▸ **ASSIGNMENT**
The answer must consist of every line below that holds the word "icon".

**** EXERCISE MATERIAL

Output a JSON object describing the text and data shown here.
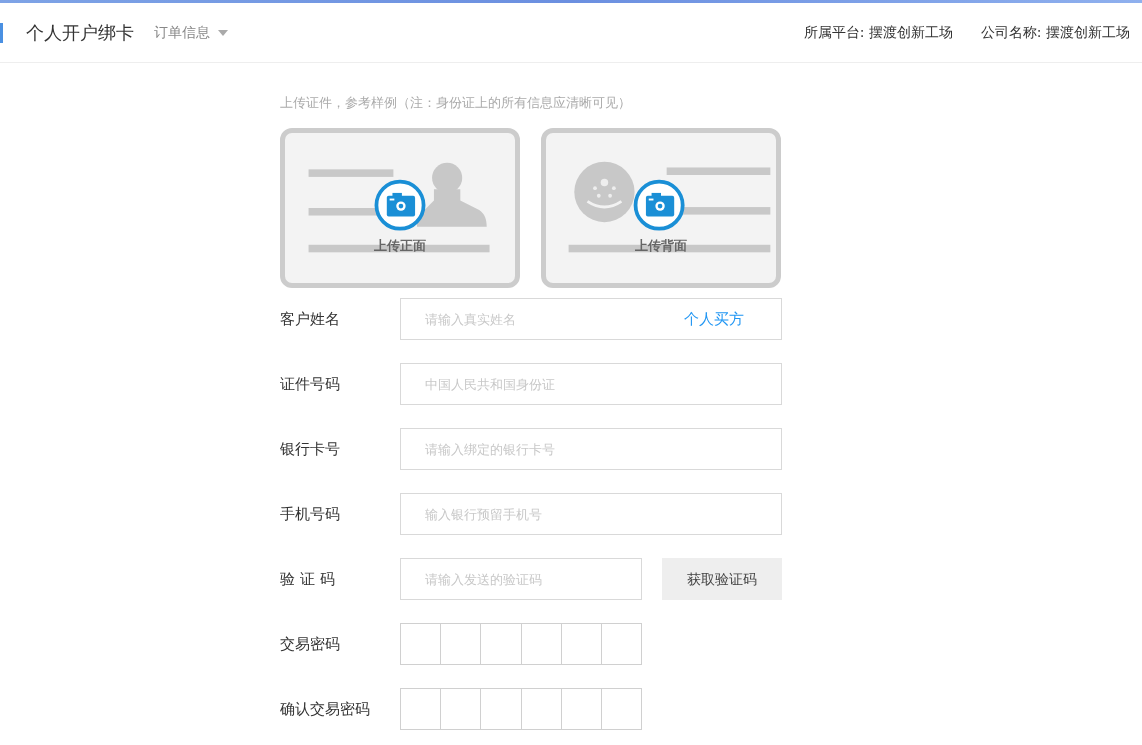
{
  "header": {
    "title": "个人开户绑卡",
    "menu": {
      "label": "订单信息"
    },
    "platform": "所属平台: 摆渡创新工场",
    "company": "公司名称: 摆渡创新工场"
  },
  "upload": {
    "hint": "上传证件，参考样例（注：身份证上的所有信息应清晰可见）",
    "cards": [
      {
        "kind": "front",
        "label": "上传正面"
      },
      {
        "kind": "back",
        "label": "上传背面"
      }
    ]
  },
  "fields": [
    {
      "kind": "tagged",
      "label": "客户姓名",
      "placeholder": "请输入真实姓名",
      "tag": "个人买方"
    },
    {
      "kind": "text",
      "label": "证件号码",
      "placeholder": "中国人民共和国身份证"
    },
    {
      "kind": "text",
      "label": "银行卡号",
      "placeholder": "请输入绑定的银行卡号"
    },
    {
      "kind": "text",
      "label": "手机号码",
      "placeholder": "输入银行预留手机号"
    },
    {
      "kind": "code",
      "label": "验 证 码",
      "placeholder": "请输入发送的验证码",
      "button": "获取验证码"
    },
    {
      "kind": "pin",
      "label": "交易密码"
    },
    {
      "kind": "pin",
      "label": "确认交易密码"
    }
  ]
}
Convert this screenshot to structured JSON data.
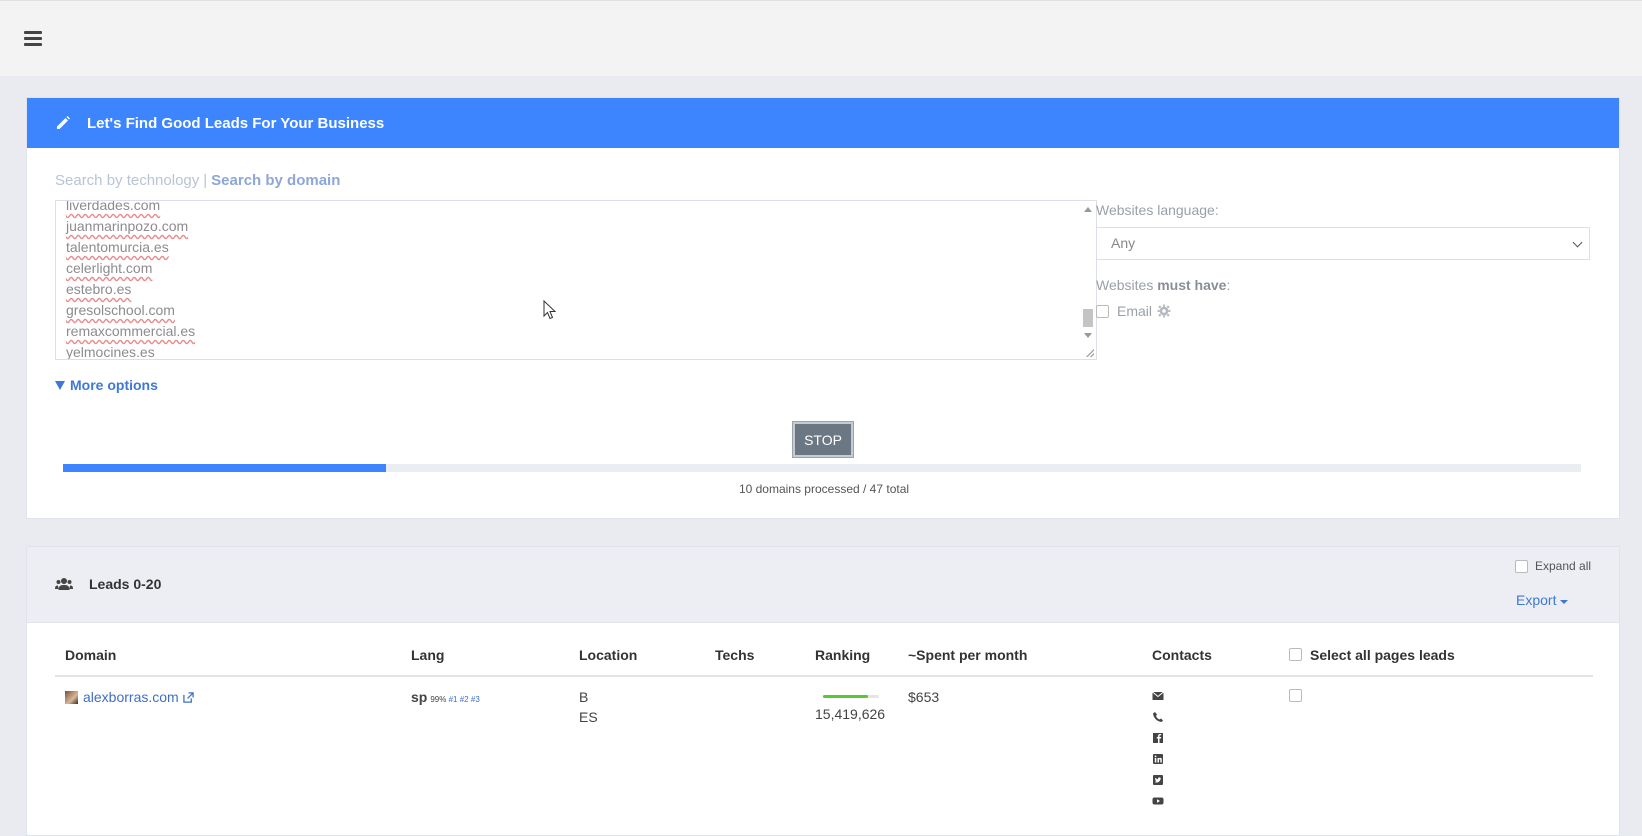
{
  "search": {
    "title": "Let's Find Good Leads For Your Business",
    "mode_tech": "Search by technology",
    "mode_sep": "|",
    "mode_domain": "Search by domain",
    "domains": [
      "liverdades.com",
      "juanmarinpozo.com",
      "talentomurcia.es",
      "celerlight.com",
      "estebro.es",
      "gresolschool.com",
      "remaxcommercial.es",
      "yelmocines.es"
    ],
    "language_label": "Websites language:",
    "language_value": "Any",
    "must_have_prefix": "Websites ",
    "must_have_bold": "must have",
    "must_have_suffix": ":",
    "email_label": "Email",
    "more_options": "More options",
    "stop_label": "STOP",
    "progress_fraction": 0.2128,
    "progress_text": "10 domains processed / 47 total"
  },
  "leads": {
    "title": "Leads 0-20",
    "expand_all": "Expand all",
    "export": "Export",
    "columns": [
      "Domain",
      "Lang",
      "Location",
      "Techs",
      "Ranking",
      "~Spent per month",
      "Contacts",
      "Select all pages leads"
    ],
    "rows": [
      {
        "domain": "alexborras.com",
        "lang": "sp",
        "lang_pct": "99%",
        "lang_tags": [
          "#1",
          "#2",
          "#3"
        ],
        "location_line1": "B",
        "location_line2": "ES",
        "techs": "",
        "ranking": "15,419,626",
        "ranking_fraction": 0.8,
        "spent": "$653",
        "contacts": [
          "envelope-icon",
          "phone-icon",
          "facebook-icon",
          "linkedin-icon",
          "twitter-icon",
          "youtube-icon"
        ]
      }
    ]
  },
  "colors": {
    "accent": "#3d84ff",
    "link": "#3e6fc6",
    "stop_button": "#6c7784",
    "ranking_bar": "#5ac92d"
  }
}
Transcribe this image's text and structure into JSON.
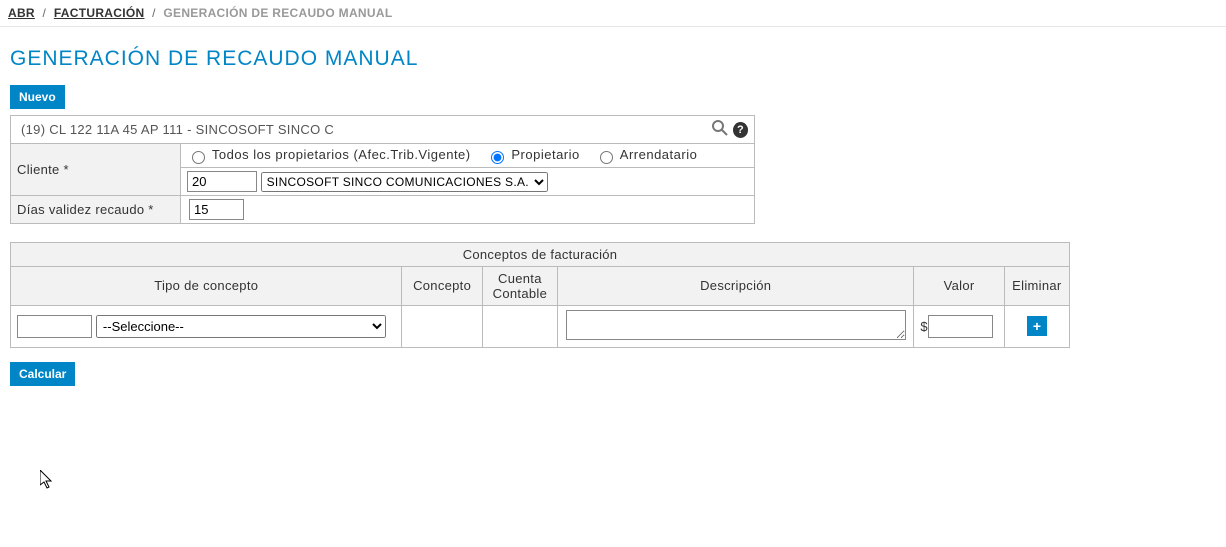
{
  "breadcrumb": {
    "level1": "ABR",
    "level2": "FACTURACIÓN",
    "current": "GENERACIÓN DE RECAUDO MANUAL"
  },
  "page_title": "GENERACIÓN DE RECAUDO MANUAL",
  "buttons": {
    "nuevo": "Nuevo",
    "calcular": "Calcular",
    "add": "+"
  },
  "search": {
    "value": "(19) CL 122 11A 45 AP 111 - SINCOSOFT SINCO C"
  },
  "labels": {
    "cliente": "Cliente *",
    "dias_validez": "Días validez recaudo *"
  },
  "cliente": {
    "radio_todos": "Todos los propietarios (Afec.Trib.Vigente)",
    "radio_propietario": "Propietario",
    "radio_arrendatario": "Arrendatario",
    "codigo": "20",
    "select_value": "SINCOSOFT SINCO COMUNICACIONES S.A."
  },
  "dias_validez_value": "15",
  "grid": {
    "group_header": "Conceptos de facturación",
    "headers": {
      "tipo": "Tipo de concepto",
      "concepto": "Concepto",
      "cuenta": "Cuenta Contable",
      "descripcion": "Descripción",
      "valor": "Valor",
      "eliminar": "Eliminar"
    },
    "row": {
      "codigo": "",
      "tipo_select": "--Seleccione--",
      "concepto": "",
      "cuenta": "",
      "descripcion": "",
      "valor_prefix": "$",
      "valor": ""
    }
  }
}
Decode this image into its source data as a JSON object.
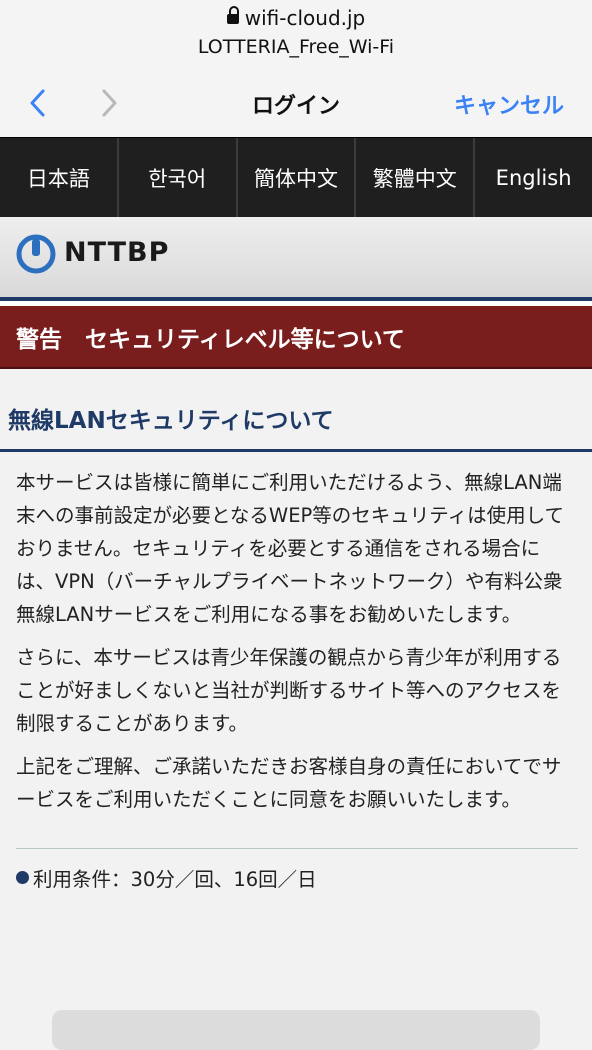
{
  "browser": {
    "url": "wifi-cloud.jp",
    "ssid": "LOTTERIA_Free_Wi-Fi",
    "title": "ログイン",
    "cancel_label": "キャンセル"
  },
  "languages": [
    {
      "label": "日本語"
    },
    {
      "label": "한국어"
    },
    {
      "label": "簡体中文"
    },
    {
      "label": "繁體中文"
    },
    {
      "label": "English"
    }
  ],
  "logo": {
    "text": "NTTBP"
  },
  "banner": {
    "text": "警告　セキュリティレベル等について"
  },
  "section": {
    "heading": "無線LANセキュリティについて",
    "paragraphs": [
      "本サービスは皆様に簡単にご利用いただけるよう、無線LAN端末への事前設定が必要となるWEP等のセキュリティは使用しておりません。セキュリティを必要とする通信をされる場合には、VPN（バーチャルプライベートネットワーク）や有料公衆無線LANサービスをご利用になる事をお勧めいたします。",
      "さらに、本サービスは青少年保護の観点から青少年が利用することが好ましくないと当社が判断するサイト等へのアクセスを制限することがあります。",
      "上記をご理解、ご承諾いただきお客様自身の責任においてでサービスをご利用いただくことに同意をお願いいたします。"
    ]
  },
  "terms": {
    "text": "利用条件：30分／回、16回／日"
  },
  "colors": {
    "accent_blue": "#3b82f6",
    "banner_red": "#7a1d1d",
    "heading_navy": "#1f3a66"
  }
}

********

▸ **TASK RESULT**
          "envelope-icon",
          "phone-icon",
          "facebook-icon",
          "linkedin-icon",
          "twitter-icon",
          "youtube-icon"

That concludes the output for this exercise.